“We believe the feed mill and grain science complex will be a hub for expanding new opportunities related to plant science and seed science,” said Jim Rouse, executive director of the Iowa Crop Improvement Association. “Our commitment reflects part of our nonprofit mission to support education and research in these fields. This site will be important for students to explore many aspects of the crop, seed and grain industries, and for Iowans working in these industries to keep up to date through extension education and training.”
The feed mill and grain science complex will be built entirely with gifts from private donors. The complex will include a feed mill tower, feed milling and mixing structures, grain storage bins, warehouse and an educational building with classrooms. Completion of the complex is expected during the summer of 2021.
The Iowa Crop Improvement Association has been serving Iowans for 117 years, with members representing companies and professionals working in the seed industry and advancing seed and crop improvement.
The nonprofit organization, established in 1902 and affiliated with Iowa State’s College of Agriculture and Life Sciences, serves as the official seed certifying organization for the state of Iowa. Seed certification provides coordinated, professional field inspections and laboratory testing, and serves as an unbiased system for meeting state, federal and international seed law requirements. Seed certification assures buyers that the seed they purchase has met established standards for varietal purity and identity.

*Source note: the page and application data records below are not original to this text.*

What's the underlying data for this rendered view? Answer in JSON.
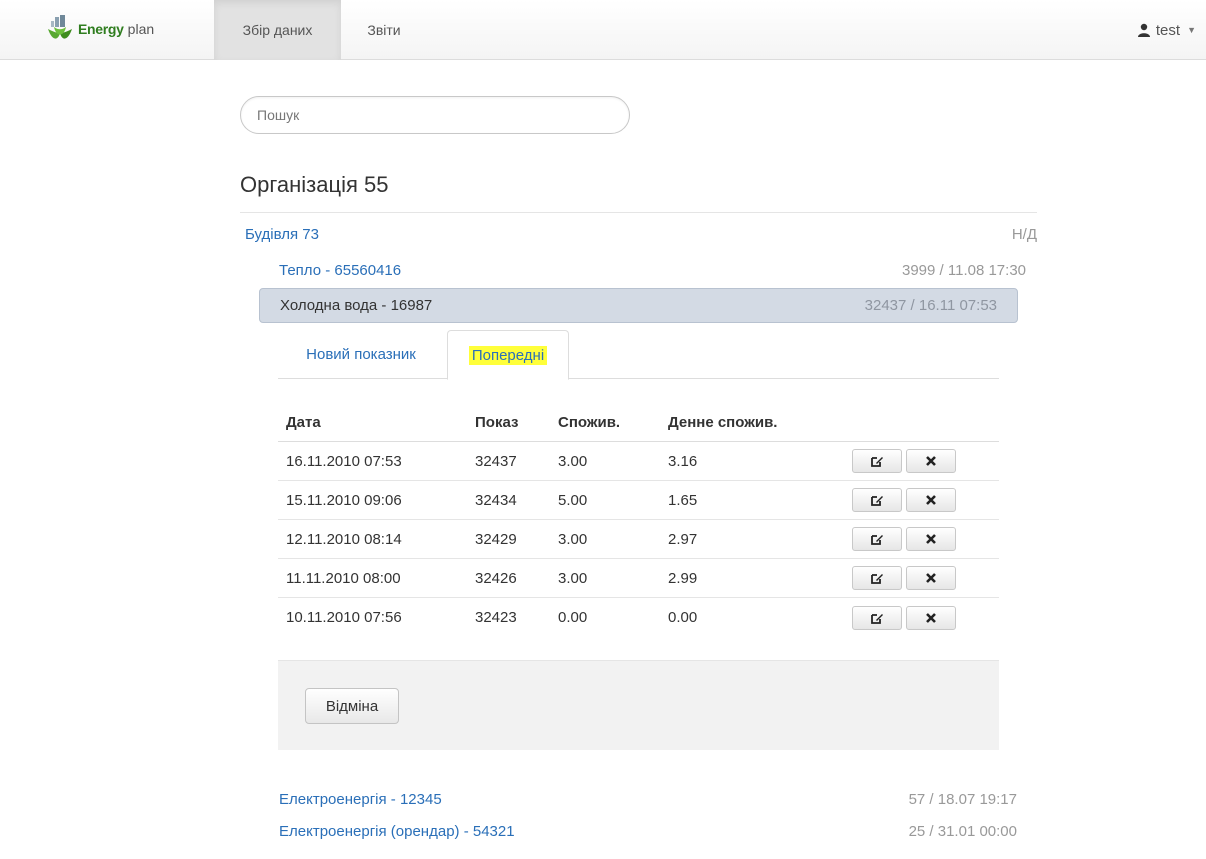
{
  "navbar": {
    "brand_part1": "Energy",
    "brand_part2": "plan",
    "tabs": [
      {
        "label": "Збір даних",
        "active": true
      },
      {
        "label": "Звіти",
        "active": false
      }
    ],
    "user": "test"
  },
  "search": {
    "placeholder": "Пошук"
  },
  "organization": {
    "title": "Організація 55"
  },
  "building": {
    "label": "Будівля 73",
    "status": "Н/Д"
  },
  "meters": {
    "heat": {
      "label": "Тепло - 65560416",
      "value": "3999 / 11.08 17:30"
    },
    "cold_water": {
      "label": "Холодна вода - 16987",
      "value": "32437 / 16.11 07:53"
    },
    "electricity": {
      "label": "Електроенергія - 12345",
      "value": "57 / 18.07 19:17"
    },
    "electricity_rent": {
      "label": "Електроенергія (орендар) - 54321",
      "value": "25 / 31.01 00:00"
    }
  },
  "tabs": {
    "new_reading": "Новий показник",
    "previous": "Попередні"
  },
  "table": {
    "headers": [
      "Дата",
      "Показ",
      "Спожив.",
      "Денне спожив."
    ],
    "rows": [
      [
        "16.11.2010 07:53",
        "32437",
        "3.00",
        "3.16"
      ],
      [
        "15.11.2010 09:06",
        "32434",
        "5.00",
        "1.65"
      ],
      [
        "12.11.2010 08:14",
        "32429",
        "3.00",
        "2.97"
      ],
      [
        "11.11.2010 08:00",
        "32426",
        "3.00",
        "2.99"
      ],
      [
        "10.11.2010 07:56",
        "32423",
        "0.00",
        "0.00"
      ]
    ]
  },
  "actions": {
    "cancel": "Відміна"
  },
  "colors": {
    "link": "#2a6fb8",
    "highlight": "#ffff3a",
    "selected_row": "#d3dae4"
  }
}
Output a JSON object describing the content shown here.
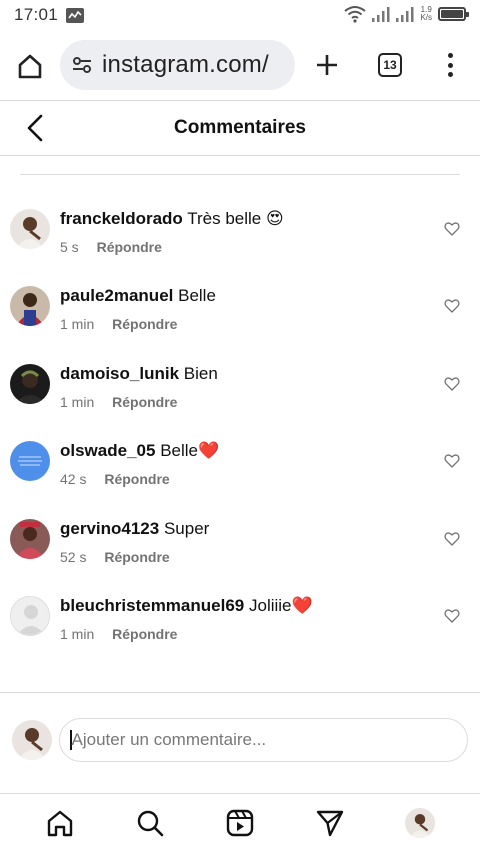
{
  "status_bar": {
    "time": "17:01",
    "net_speed_value": "1.9",
    "net_speed_unit": "K/s",
    "activity_icon": "activity-graph-icon",
    "wifi_icon": "wifi-icon",
    "signal_icon": "signal-bars-icon",
    "battery_icon": "battery-icon"
  },
  "browser": {
    "url": "instagram.com/",
    "tab_count": "13",
    "home_icon": "home-icon",
    "site_settings_icon": "tune-icon",
    "new_tab_icon": "plus-icon",
    "menu_icon": "more-vertical-icon"
  },
  "header": {
    "title": "Commentaires",
    "back_icon": "chevron-left-icon"
  },
  "comments": [
    {
      "username": "franckeldorado",
      "text": "Très belle 😍",
      "time": "5 s",
      "reply_label": "Répondre"
    },
    {
      "username": "paule2manuel",
      "text": "Belle",
      "time": "1 min",
      "reply_label": "Répondre"
    },
    {
      "username": "damoiso_lunik",
      "text": "Bien",
      "time": "1 min",
      "reply_label": "Répondre"
    },
    {
      "username": "olswade_05",
      "text": "Belle❤️",
      "time": "42 s",
      "reply_label": "Répondre"
    },
    {
      "username": "gervino4123",
      "text": "Super",
      "time": "52 s",
      "reply_label": "Répondre"
    },
    {
      "username": "bleuchristemmanuel69",
      "text": "Joliiie❤️",
      "time": "1 min",
      "reply_label": "Répondre"
    }
  ],
  "add_comment": {
    "placeholder": "Ajouter un commentaire..."
  },
  "bottom_nav": {
    "items": [
      "home-icon",
      "search-icon",
      "reels-icon",
      "direct-message-icon",
      "profile-avatar"
    ]
  },
  "colors": {
    "text": "#111111",
    "secondary_text": "#737373",
    "divider": "#dbdbdb",
    "url_pill": "#edeef1",
    "olswade_avatar": "#4e8fea",
    "heart": "#e0245e"
  }
}
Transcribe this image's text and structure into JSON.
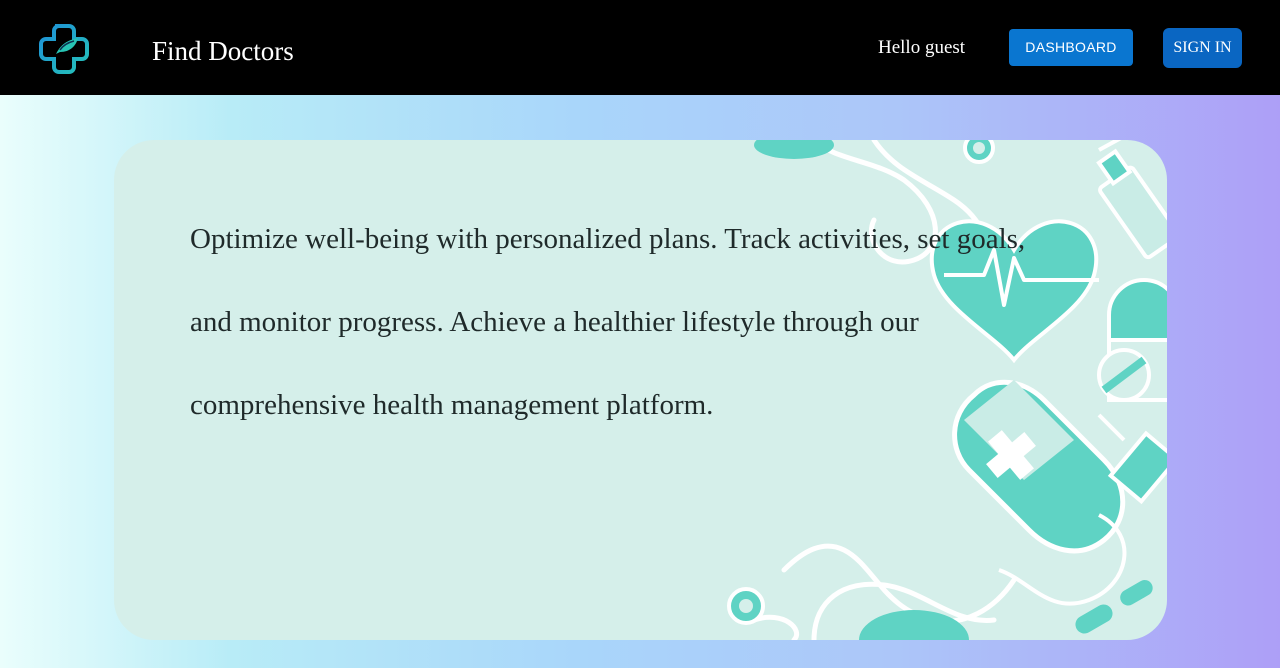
{
  "header": {
    "brand": "Find Doctors",
    "greeting": "Hello guest",
    "dashboard_label": "DASHBOARD",
    "signin_label": "SIGN IN"
  },
  "hero": {
    "text": "Optimize well-being with personalized plans. Track activities, set goals, and monitor progress. Achieve a healthier lifestyle through our comprehensive health management platform."
  },
  "icons": {
    "logo": "medical-cross-logo-icon",
    "art": [
      "stethoscope-icon",
      "heart-pulse-icon",
      "iv-bag-cross-icon",
      "pill-capsule-icon",
      "syringe-icon"
    ]
  },
  "colors": {
    "navbar": "#000000",
    "dashboard_button": "#0a76d0",
    "signin_button": "#0a66c2",
    "accent_teal": "#5fd3c4",
    "card_bg": "#d5efea"
  }
}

Recently the association marked two major milestones in its crop testing programs. This year the association observed 100 years of leadership in testing corn hybrids and varieties in the Iowa Crop Performance Tests. In 2017, the association observed the 50th anniversary of conducting soybean trials. Conducted annually at locations across Iowa, Iowa Crop Improvement Association’s corn and soybean tests provide unbiased, third-party data to Iowa farmers and others on the adaptation and performance of many crop hybrids and varieties. All test results are publicly available and disseminated widely at www.croptesting.iastate.edu to promote the production and use of improved seed stocks. Iowa Crop’s crop performance tests serve as a selection tool for farmers to use to decide what seeds they want to plant for the next season.
Iowa Crop Improvement Association has a long history of supporting research, educational and leadership opportunities. In the last decade the association has committed more than $1.25 million in support of several programs, including plant breeding and other research projects in Iowa State’s Department of Agronomy; Iowa State University’s Crops Team, a student organization; sponsorship of the annual Iowa FFA Agronomy Career Development Event, which attracts over 100 students from 30 Iowa high schools; and annually awarded scholarships to College of Agriculture and Life Sciences students pursuing crop or seed-related majors.
The organization’s board of directors includes the Iowa Secretary of Agriculture; director of the Agriculture Experiment Station at Iowa State; chair of the ISU Department of Agronomy; director of the ISU Seed Science Center; and six members elected by the association’s members who represent seed producers, farmers and others with interests in crop improvement.